### DATA
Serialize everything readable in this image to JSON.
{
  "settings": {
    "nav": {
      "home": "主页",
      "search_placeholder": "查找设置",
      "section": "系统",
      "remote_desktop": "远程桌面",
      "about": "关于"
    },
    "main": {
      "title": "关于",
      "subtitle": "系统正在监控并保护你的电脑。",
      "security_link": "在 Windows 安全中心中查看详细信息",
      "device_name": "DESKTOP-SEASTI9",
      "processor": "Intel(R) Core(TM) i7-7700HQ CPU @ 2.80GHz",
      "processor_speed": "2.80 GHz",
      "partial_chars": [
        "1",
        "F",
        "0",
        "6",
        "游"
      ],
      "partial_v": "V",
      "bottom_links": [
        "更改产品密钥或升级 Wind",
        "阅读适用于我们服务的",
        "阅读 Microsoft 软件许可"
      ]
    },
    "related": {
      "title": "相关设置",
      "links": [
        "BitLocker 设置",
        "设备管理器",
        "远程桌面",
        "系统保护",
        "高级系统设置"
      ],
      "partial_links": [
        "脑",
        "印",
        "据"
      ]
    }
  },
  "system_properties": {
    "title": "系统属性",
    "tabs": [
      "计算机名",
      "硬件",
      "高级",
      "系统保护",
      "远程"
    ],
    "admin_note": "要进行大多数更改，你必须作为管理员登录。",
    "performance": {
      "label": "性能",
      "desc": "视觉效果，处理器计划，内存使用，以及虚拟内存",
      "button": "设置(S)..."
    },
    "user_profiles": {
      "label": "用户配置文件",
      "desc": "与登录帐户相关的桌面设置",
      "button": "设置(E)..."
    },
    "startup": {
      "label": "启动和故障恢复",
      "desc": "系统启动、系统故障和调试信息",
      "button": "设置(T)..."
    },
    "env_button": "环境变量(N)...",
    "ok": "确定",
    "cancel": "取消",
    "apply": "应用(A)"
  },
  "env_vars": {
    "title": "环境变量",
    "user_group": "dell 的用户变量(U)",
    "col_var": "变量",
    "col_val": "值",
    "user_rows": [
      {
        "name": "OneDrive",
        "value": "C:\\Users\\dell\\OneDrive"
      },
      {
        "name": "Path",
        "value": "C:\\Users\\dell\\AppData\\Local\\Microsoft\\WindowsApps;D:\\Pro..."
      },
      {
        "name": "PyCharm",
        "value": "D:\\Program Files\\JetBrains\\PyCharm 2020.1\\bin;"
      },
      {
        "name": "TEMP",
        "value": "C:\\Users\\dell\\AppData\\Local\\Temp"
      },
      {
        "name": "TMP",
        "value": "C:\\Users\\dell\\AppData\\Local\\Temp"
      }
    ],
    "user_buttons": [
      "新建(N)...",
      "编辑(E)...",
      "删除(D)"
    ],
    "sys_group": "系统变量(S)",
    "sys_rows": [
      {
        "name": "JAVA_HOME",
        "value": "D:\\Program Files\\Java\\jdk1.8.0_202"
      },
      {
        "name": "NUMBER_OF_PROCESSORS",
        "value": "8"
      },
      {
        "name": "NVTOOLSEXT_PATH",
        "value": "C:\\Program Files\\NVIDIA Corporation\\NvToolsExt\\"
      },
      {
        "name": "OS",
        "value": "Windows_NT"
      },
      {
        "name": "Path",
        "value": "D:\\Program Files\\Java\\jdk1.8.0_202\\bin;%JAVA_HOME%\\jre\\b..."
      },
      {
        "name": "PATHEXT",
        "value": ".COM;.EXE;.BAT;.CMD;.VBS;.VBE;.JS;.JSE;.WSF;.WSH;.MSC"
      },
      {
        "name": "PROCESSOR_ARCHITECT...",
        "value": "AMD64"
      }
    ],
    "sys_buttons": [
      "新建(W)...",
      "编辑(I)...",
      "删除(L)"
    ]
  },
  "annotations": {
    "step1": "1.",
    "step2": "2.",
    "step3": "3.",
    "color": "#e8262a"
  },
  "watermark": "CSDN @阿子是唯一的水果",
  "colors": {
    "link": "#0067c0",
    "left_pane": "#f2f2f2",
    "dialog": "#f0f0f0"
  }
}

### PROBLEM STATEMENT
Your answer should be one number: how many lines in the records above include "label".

### RESPONSE FOR THIS EXERCISE
3